$15,000: Bitcoin Price Goes Parabolic, Cannibalizes Crypto Market
The bitcoin price ripped past $15,000 on Thursday, marking yet another historical milestone for the most prominent cryptocurrency.
Bitcoin Price Rips Through $15,000
Throughout the first week of December, the bitcoin price has been rising at a breakneck pace. In the past day alone, bitcoin rose more than $2,000, clipping past the $13,000, $14,000, and $15,000 markers in quick succession. This morning, the bitcoin price threatened to break through $16,000, too, but the rally ultimately stalled at a global average of $15,549.
Following a minor decline, the bitcoin price is now trading at $15,374, which represents a single-day increase of 18 percent and translates into a $257 billion market cap.
Bitcoin Cannibalizes the Swelling Crypto Market
Bitcoin’s dramatic ascent propelled the cryptocurrency market cap to a new high-water mark of its own, and the combined valuations of all cryptocurrencies barreled past $400 billion less than a week after reaching $300 billion.
Notably, however, the flagship cryptocurrency refuses to allow other cryptocurrencies to ride its coattails through this leg of the rally. Seven of the top 10 largest altcoins declined at least 25 percent against bitcoin over the course of the past week — a fact obscured by their USD equivalent values — and only three have posted an increase.
Litecoin and cardano each took a 25 percent hit against bitcoin, while ethereum, bitcoin cash, and ripple are all down at least 34 percent.
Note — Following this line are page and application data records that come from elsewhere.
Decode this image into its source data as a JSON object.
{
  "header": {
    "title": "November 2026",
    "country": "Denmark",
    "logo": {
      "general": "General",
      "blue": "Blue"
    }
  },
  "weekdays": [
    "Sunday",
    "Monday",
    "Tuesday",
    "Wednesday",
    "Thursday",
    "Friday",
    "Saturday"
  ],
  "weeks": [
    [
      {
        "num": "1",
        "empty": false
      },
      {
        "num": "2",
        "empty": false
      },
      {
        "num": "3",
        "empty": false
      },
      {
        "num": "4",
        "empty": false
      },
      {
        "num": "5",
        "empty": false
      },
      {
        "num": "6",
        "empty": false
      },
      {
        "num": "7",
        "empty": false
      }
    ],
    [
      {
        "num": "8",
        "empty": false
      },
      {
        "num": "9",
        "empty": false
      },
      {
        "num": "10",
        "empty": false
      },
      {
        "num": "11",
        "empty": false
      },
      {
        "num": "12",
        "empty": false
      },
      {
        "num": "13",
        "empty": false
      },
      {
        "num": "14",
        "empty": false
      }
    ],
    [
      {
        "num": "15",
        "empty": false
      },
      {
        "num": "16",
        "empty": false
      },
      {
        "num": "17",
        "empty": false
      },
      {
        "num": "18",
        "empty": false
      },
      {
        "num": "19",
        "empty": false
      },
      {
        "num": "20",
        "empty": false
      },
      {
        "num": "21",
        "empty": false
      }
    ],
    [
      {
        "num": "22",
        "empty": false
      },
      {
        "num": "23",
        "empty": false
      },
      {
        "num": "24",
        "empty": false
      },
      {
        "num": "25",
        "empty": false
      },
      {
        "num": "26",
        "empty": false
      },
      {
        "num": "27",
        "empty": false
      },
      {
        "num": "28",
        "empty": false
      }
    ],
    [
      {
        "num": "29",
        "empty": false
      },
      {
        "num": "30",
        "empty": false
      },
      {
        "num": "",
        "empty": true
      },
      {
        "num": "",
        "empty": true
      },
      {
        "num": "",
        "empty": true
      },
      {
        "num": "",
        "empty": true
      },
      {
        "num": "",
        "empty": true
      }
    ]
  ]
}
Dash and bitcoin gold were pummeled the hardest, with each plunging more than 40 percent for the week.
Only IOTA, monero, and stellar managed to post positive seven-day movements, as each has assembled an upswing on the heels of various bullish factors.
However, these three outliers aside, bitcoin has been cannibalizing the cryptocurrency ecosystem. In the past week alone, bitcoin’s dominant market share has grown by nearly nine percent, raising it to just under 64 percent — its highest mark since late April.
Ethereum, once thought to be the heir apparent to bitcoin’s throne, has seen its corner of the market shrink below 10 percent for the first time since March, and no other cryptocurrency can boast more than a six percent share.